• Assignment
Filter the entries for the word "services". Copy each line in which it occurs.
──────── Input data
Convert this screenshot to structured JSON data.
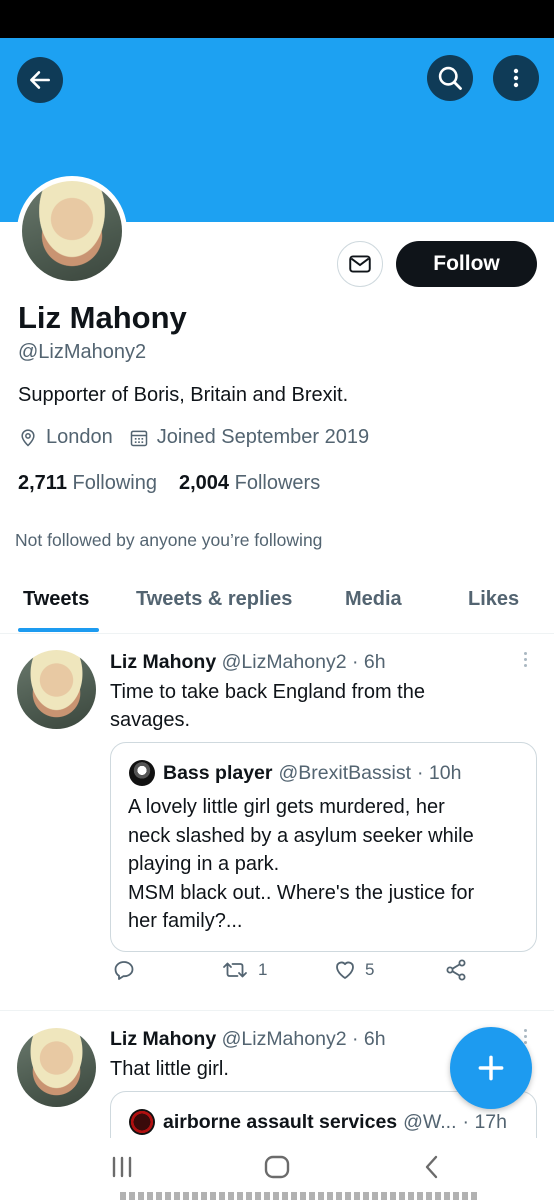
{
  "profile": {
    "name": "Liz Mahony",
    "handle": "@LizMahony2",
    "bio": "Supporter of Boris, Britain and Brexit.",
    "location": "London",
    "joined": "Joined September 2019",
    "following_count": "2,711",
    "following_label": "Following",
    "followers_count": "2,004",
    "followers_label": "Followers",
    "not_followed": "Not followed by anyone you’re following",
    "follow_label": "Follow"
  },
  "tabs": [
    {
      "label": "Tweets"
    },
    {
      "label": "Tweets & replies"
    },
    {
      "label": "Media"
    },
    {
      "label": "Likes"
    }
  ],
  "tweets": [
    {
      "name": "Liz Mahony",
      "handle": "@LizMahony2",
      "time": "· 6h",
      "line1": "Time to take back England from the",
      "line2": "savages.",
      "quote": {
        "name": "Bass player",
        "handle": "@BrexitBassist",
        "time": "· 10h",
        "lines": [
          "A lovely little girl gets murdered, her",
          "neck slashed by a asylum seeker while",
          "playing in a park.",
          "MSM black out.. Where's the justice for",
          "her family?..."
        ]
      },
      "retweets": "1",
      "likes": "5"
    },
    {
      "name": "Liz Mahony",
      "handle": "@LizMahony2",
      "time": "· 6h",
      "text": "That little girl.",
      "quote": {
        "name": "airborne assault services",
        "handle": "@W...",
        "time": "· 17h"
      }
    }
  ],
  "icons": {
    "back": "arrow-left-icon",
    "search": "search-icon",
    "more": "more-vertical-icon",
    "message": "envelope-icon",
    "location": "location-pin-icon",
    "calendar": "calendar-icon",
    "reply": "reply-icon",
    "retweet": "retweet-icon",
    "like": "heart-icon",
    "share": "share-icon",
    "compose": "plus-icon"
  },
  "colors": {
    "banner": "#1da1f2",
    "accent": "#1d9bf0",
    "text": "#0f1419",
    "muted": "#536471"
  }
}
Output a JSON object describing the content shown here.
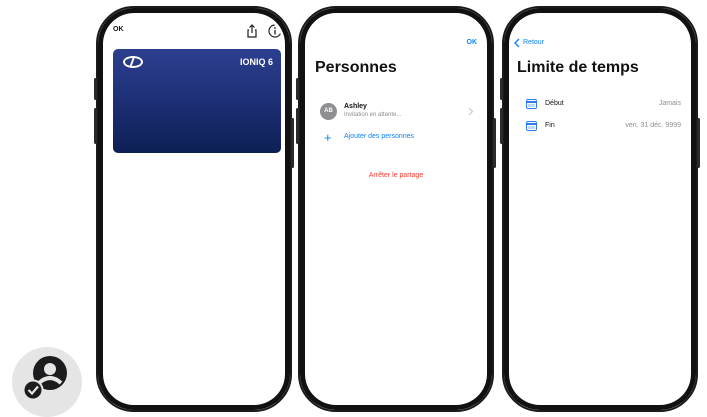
{
  "phone1": {
    "ok_label": "OK",
    "card_title": "IONIQ 6",
    "share_icon": "share-icon",
    "info_icon": "info-icon",
    "logo_icon": "hyundai-logo"
  },
  "phone2": {
    "ok_label": "OK",
    "title": "Personnes",
    "person": {
      "initials": "AB",
      "name": "Ashley",
      "status": "Invitation en attente..."
    },
    "add_people": "Ajouter des personnes",
    "stop_sharing": "Arrêter le partage"
  },
  "phone3": {
    "back_label": "Retour",
    "title": "Limite de temps",
    "rows": [
      {
        "label": "Début",
        "value": "Jamais"
      },
      {
        "label": "Fin",
        "value": "ven. 31 déc. 9999"
      }
    ]
  },
  "colors": {
    "accent": "#0a84ff",
    "destructive": "#ff3b30",
    "card": "#1f3178"
  }
}
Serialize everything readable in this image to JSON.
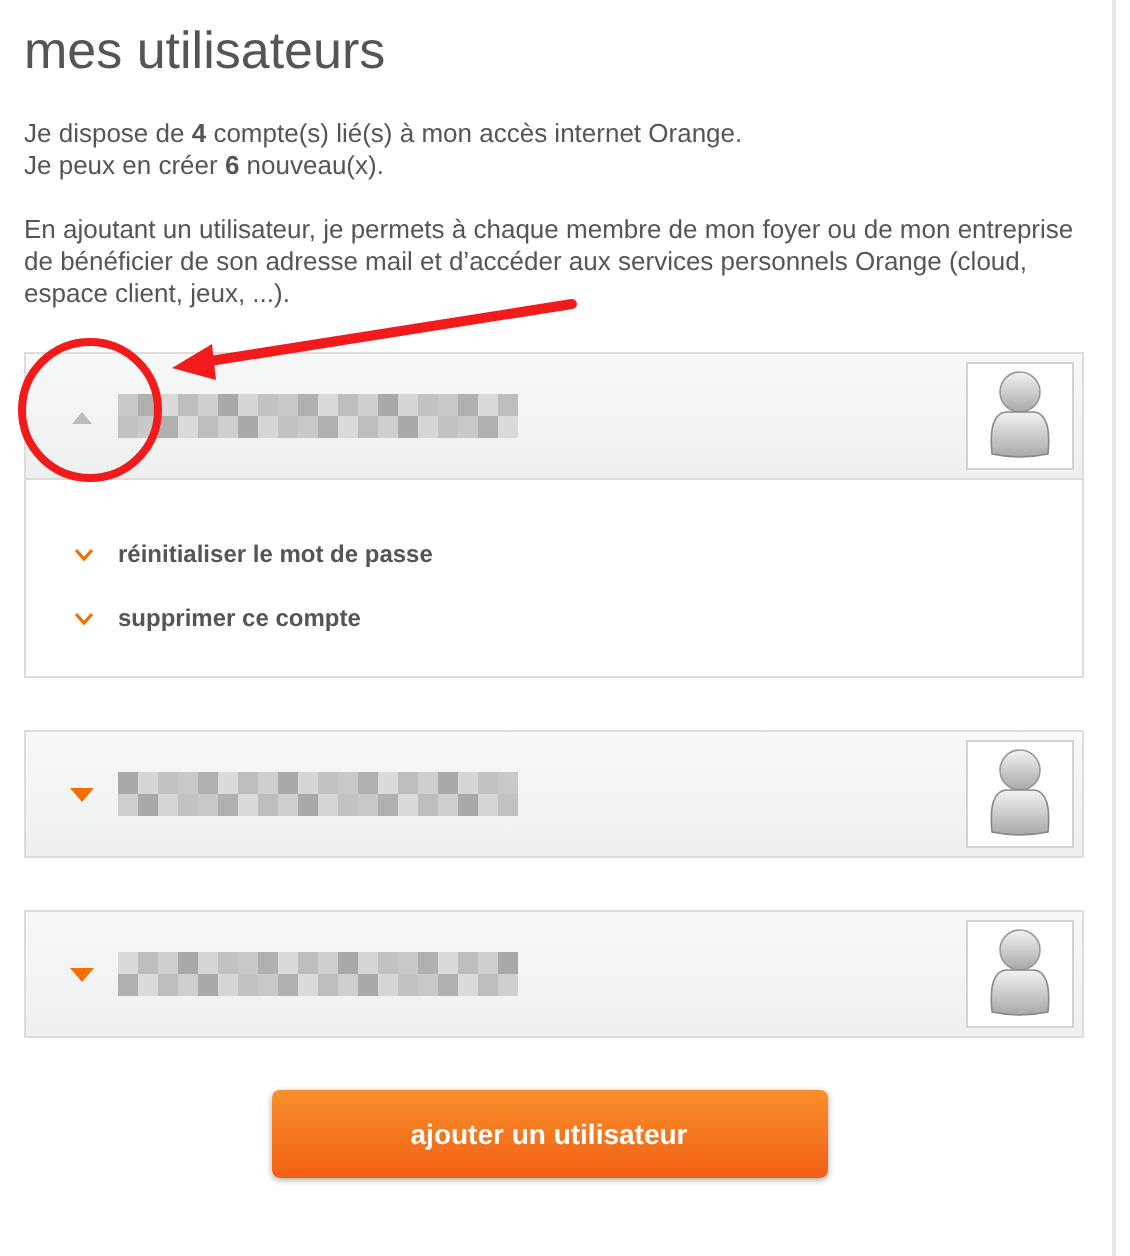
{
  "title": "mes utilisateurs",
  "intro": [
    "Je dispose de **4** compte(s) lié(s) à mon accès internet Orange.",
    "Je peux en créer **6** nouveau(x)."
  ],
  "description": "En ajoutant un utilisateur, je permets à chaque membre de mon foyer ou de mon entreprise de bénéficier de son adresse mail et d’accéder aux services personnels Orange (cloud, espace client, jeux, ...).",
  "accounts": [
    {
      "expanded": true,
      "actions": [
        "réinitialiser le mot de passe",
        "supprimer ce compte"
      ]
    },
    {
      "expanded": false
    },
    {
      "expanded": false
    }
  ],
  "add_button": "ajouter un utilisateur"
}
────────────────
• Output below
        "name": "airborne assault services",
  "description": "En ajoutant un utilisateur, je permets à chaque membre de mon foyer ou de mon entreprise de bénéficier de son adresse mail et d’accéder aux services personnels Orange (cloud, espace client, jeux, ...).",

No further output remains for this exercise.